The Minister for Health, the Hon. Greg Hunt MP, announced the National Health and Medical Research Council (NHMRC) Centres of Research Excellence on 6 October, with Sydney awarded the most centres nationally - a total of $7.5M in funding.
Deputy Vice-Chancellor (Research) Professor Duncan Ivison said the results were outstanding, welcoming the support for some of the University’s top health and medical researchers to continue their important work.
Professor Gemma Figtree (pictured right) will lead the NHMRC Centre of Research Excellence for Better Outcomes in Coronary Artery Disease, which will investigate the 27 percent of heart attack patients who have no known risk factors for coronary artery disease, such as hypertension, cholesterol, diabetes and smoking.
The aim is to improve clinical outcomes of these patients, and identify new mechanisms and biomarkers to predict and prevent heart attacks, which occur every ten minutes in Australia.
Professor Catherine Sherrington (pictured right) will lead the NHMRC Centre of Research Excellence in the Prevention of Fall-related Injuries.
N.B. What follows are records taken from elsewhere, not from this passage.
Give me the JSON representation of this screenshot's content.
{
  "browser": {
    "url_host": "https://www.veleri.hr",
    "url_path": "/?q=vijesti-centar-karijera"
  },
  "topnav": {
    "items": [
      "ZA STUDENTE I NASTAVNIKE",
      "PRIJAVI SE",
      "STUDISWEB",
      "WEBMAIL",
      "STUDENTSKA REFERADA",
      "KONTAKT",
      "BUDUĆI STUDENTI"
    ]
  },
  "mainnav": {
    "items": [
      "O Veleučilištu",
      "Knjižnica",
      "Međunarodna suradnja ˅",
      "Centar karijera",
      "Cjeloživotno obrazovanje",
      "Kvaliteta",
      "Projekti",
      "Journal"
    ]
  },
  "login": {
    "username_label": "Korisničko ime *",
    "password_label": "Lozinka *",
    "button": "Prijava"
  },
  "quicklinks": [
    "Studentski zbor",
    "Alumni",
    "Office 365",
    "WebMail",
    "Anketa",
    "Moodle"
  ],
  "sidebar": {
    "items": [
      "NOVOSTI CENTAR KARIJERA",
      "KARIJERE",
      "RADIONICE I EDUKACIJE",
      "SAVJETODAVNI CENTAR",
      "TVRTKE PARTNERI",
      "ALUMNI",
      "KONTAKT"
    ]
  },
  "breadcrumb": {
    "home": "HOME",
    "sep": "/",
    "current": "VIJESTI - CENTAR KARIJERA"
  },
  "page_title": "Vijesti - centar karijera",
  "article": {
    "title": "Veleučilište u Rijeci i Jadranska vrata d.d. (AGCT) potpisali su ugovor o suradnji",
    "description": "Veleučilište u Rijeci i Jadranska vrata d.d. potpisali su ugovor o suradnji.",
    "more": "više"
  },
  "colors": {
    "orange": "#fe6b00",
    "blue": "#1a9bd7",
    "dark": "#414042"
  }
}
The centre will help understand and reduce falls and fall-related injuries in Australia, which lead to 1.2 million days of hospital care and cost at least $1 billion each year.
“This will be the first time that a research centre will combine expertise of researchers, clinicians, policy-makers, consumers and carers to tackle the big unanswered questions in fall injury prevention, such as how to prevent falls in hospitals and residential facilities,” Professor Sherrington said.
Professor John Eastwood (pictured right), Executive Clinical Advisor Clinical Services Integration and Population Health and Public Health Physician for the Sydney Local Health District will lead the NHMRC Centre of Research Excellence for Care for People with Complex Multimorbidities.
The research centre aims to improve the health and well-being of vulnerable people in the community, focusing on reducing hospitalisation. The multi-disciplinary research centre will establish community-based interventions and through big data analysis, use demographic and clinical data to monitor and identify what interventions are most effective at reducing the health-burden.
“There is evidence that people who experience severe adversity will have a higher prevalence of health problems – our work will find what methods can ensure that their health and social needs met, and are connected to society,” said Professor Eastwood.
“This research centre will build strong, new national collaborations, bringing together community care scientists across diverse disciplines with a common goal – to support those in the community facing adversity due to health, psychological trauma, social and economic disadvantage.”
The research builds on the Health Homes and Neighbourhoods Integrated Care initiative, led by the Sydney Local Health District, which recently won the 2019 Prime Ministers Public Service Award and 2019 NSW Health Award.
Sydney academics were also awarded two NHMRC Partnership Projects on 6 October, as part of Minister Hunt’s announcement.
Professor Carolyn Sue was awarded $1.2 million for work to deliver precision diagnosis to patients with mitochondrial disease and Associate Professor Megan Passey was awarded $1.03 million to trial an innovative, evidence-based program to help pregnant women quit smoking.